The 25-year-old single mother of two allegedly left Bermuda using her cousin’s passport she presented to US Immigration officials at LF Wade International Airport on December 29th.

A former teller at HSBC Church Street Branch, the Pembroke woman was reportedly the subject of an internal investigation by the bank on suspicion of theft, involving a substantial undisclosed amount of cash.

It is also known that she left the bank’s employ on her own accord and subsequently left the island.

When contacted by Bermuda Real a spokesperson for HSBC said: “HSBC has no comment to make regarding this query.”

A police spokesman said: “The BPS has received a report of theft of a passport and is actively investigating the matter. As such it is inappropriate to discuss the matter in detail.”

Although the stolen passport has been cancelled, and a new one issued, the complainant has been advised to keep a copy of her police report on the theft with her “in case she has problems
when travelling to the US”.

Speaking on the condition of anonymity, her mother told Bermuda Real that woman was also allegedly caught shoplifting at a New York clothing store at the end of January 2016.

“She used my daughter’s passport for ID in a H&M clothing store, and got off with a warning as police were not called.

“Had US Immigration Officials run my daughter’s passport, her cousin would have been caught and apprehended at the airport,” she added.

The woman is also alleged to have several outstanding warrants for her arrest for unpaid debts, and has failed to appear on court dates already set.

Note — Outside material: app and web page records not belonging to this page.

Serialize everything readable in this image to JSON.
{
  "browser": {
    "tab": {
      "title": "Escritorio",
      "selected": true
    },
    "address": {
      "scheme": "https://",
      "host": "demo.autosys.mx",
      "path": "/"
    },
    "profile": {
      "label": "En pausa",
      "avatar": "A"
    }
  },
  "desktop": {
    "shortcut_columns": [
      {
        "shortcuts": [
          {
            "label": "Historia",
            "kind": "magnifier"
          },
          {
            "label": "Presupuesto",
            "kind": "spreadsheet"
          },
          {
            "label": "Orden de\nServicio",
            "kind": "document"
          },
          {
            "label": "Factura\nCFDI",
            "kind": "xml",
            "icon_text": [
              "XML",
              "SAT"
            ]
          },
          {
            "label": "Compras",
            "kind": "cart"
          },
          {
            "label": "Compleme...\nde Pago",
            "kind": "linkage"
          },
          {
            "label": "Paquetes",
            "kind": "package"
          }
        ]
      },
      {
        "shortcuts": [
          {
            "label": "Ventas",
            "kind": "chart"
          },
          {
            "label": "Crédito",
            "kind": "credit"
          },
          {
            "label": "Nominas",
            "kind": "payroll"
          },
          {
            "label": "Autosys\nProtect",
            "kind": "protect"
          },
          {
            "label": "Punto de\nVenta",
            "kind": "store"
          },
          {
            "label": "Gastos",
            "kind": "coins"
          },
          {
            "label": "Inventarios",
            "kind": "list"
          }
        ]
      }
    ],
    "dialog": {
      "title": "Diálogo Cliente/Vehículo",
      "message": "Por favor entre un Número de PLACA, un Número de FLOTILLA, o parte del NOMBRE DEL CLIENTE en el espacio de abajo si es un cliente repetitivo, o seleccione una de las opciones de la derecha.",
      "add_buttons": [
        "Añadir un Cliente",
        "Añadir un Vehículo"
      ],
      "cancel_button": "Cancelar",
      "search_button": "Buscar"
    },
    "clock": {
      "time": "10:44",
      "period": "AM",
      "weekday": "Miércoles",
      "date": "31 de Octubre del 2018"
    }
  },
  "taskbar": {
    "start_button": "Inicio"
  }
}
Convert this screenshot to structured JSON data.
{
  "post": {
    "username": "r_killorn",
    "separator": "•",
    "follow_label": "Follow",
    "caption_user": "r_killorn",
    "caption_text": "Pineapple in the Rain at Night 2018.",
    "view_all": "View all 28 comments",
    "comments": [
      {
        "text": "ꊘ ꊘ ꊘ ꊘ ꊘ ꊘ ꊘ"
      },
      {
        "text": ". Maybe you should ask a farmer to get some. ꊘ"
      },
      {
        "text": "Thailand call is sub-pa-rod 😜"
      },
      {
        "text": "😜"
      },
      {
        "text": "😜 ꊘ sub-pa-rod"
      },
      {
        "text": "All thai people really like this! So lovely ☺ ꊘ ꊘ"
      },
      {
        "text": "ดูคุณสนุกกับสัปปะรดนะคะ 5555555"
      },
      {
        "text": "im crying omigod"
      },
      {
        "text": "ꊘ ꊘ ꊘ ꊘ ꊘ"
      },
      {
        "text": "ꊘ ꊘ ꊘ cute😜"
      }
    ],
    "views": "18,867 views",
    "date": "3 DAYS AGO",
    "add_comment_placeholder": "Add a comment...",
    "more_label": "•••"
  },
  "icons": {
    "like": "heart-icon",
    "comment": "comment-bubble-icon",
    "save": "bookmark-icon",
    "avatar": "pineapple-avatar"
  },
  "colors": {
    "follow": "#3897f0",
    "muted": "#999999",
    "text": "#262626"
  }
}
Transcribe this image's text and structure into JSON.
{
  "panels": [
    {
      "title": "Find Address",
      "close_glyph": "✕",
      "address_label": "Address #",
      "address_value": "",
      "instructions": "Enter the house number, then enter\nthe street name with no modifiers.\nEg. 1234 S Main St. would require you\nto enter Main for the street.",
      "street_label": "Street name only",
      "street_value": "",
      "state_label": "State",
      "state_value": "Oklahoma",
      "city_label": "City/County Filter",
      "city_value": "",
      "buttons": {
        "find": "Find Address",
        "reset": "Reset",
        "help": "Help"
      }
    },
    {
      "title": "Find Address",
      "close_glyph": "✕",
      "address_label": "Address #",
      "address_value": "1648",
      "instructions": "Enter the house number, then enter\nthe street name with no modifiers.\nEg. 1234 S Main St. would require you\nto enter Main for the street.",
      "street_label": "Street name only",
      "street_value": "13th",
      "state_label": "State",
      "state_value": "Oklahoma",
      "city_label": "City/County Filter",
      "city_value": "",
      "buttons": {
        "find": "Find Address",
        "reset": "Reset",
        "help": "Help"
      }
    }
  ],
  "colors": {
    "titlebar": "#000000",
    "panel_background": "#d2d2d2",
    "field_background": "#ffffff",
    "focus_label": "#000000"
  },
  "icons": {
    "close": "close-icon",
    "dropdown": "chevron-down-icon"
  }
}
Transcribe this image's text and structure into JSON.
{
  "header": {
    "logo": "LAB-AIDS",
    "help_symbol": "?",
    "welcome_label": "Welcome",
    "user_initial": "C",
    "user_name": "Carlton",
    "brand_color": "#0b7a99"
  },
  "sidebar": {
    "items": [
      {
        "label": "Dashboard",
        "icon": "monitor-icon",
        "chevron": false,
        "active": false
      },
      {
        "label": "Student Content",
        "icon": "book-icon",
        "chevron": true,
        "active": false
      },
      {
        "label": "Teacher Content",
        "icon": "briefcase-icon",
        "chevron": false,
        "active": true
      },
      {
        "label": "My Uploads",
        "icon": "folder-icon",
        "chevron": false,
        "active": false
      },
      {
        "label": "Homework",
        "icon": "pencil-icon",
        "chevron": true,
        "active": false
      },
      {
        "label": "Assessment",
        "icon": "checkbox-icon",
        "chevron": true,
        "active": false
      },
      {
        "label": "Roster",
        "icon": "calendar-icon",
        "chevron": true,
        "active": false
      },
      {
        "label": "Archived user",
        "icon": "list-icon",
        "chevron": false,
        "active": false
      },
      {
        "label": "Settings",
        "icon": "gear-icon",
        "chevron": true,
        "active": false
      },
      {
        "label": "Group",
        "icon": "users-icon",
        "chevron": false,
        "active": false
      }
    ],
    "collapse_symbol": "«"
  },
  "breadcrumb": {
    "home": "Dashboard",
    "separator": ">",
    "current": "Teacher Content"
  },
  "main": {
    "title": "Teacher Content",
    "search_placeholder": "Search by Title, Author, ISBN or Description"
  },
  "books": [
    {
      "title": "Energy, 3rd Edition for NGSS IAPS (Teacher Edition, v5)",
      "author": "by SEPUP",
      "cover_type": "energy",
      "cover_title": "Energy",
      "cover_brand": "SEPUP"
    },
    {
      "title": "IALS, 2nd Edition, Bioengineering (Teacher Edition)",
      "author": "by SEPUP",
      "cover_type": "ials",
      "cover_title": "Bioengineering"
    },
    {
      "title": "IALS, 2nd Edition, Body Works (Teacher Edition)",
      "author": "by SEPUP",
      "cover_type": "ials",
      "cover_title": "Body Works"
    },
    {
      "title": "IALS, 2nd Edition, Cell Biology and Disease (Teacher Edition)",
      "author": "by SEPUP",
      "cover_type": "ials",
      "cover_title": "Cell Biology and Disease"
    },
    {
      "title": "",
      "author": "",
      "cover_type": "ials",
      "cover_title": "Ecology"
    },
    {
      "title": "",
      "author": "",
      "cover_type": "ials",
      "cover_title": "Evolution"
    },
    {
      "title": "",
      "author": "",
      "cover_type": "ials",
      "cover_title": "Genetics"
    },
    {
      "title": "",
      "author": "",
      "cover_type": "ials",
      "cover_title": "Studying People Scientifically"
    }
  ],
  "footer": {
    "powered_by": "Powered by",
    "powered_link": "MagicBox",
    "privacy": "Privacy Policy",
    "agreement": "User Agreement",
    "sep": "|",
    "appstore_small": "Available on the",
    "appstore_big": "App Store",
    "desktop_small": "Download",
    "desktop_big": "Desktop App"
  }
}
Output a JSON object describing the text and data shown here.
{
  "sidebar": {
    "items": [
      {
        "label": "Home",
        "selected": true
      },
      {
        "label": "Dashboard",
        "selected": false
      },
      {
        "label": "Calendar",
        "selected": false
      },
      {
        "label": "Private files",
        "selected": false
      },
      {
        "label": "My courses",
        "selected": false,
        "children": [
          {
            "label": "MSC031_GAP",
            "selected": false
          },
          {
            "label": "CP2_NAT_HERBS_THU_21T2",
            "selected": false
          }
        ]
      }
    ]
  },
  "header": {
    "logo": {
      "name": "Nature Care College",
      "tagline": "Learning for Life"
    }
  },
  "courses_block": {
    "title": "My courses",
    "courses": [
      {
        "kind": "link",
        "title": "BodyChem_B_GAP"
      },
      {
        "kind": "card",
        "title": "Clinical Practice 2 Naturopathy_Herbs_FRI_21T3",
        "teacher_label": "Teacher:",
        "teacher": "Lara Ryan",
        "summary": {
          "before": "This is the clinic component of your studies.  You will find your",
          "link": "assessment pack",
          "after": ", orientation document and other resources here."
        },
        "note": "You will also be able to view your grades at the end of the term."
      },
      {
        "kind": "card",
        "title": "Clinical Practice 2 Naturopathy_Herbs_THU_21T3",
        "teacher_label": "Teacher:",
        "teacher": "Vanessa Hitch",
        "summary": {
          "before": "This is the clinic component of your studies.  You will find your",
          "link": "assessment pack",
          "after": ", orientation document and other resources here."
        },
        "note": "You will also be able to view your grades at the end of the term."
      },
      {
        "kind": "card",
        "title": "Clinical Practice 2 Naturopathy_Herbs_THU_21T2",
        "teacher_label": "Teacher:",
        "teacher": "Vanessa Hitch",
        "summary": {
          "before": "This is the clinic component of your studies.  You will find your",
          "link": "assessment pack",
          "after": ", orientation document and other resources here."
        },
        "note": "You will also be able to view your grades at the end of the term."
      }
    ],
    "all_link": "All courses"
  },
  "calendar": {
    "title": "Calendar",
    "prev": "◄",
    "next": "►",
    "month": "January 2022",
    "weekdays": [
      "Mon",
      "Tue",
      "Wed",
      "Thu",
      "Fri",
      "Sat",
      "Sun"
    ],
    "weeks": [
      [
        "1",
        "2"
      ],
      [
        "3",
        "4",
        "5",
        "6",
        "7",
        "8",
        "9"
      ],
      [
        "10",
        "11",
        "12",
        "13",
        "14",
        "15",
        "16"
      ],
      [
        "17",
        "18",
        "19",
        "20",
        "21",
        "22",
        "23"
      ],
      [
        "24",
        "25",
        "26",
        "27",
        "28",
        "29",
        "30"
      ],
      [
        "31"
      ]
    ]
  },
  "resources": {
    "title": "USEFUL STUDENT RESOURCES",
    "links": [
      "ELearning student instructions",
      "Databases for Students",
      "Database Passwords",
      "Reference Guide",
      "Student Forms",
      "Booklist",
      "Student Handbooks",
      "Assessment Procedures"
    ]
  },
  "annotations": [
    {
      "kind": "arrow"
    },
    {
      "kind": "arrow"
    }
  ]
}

And she has already been deported to Bermuda from the US.

Efforts to reach US Immigration officials regarding this case were unsuccessful.

Meanwhile, the complainant’s mother is questioning how someone could clear US Immigration checks at the airport using someone else’s passport that was stolen.

By Ceola Wilson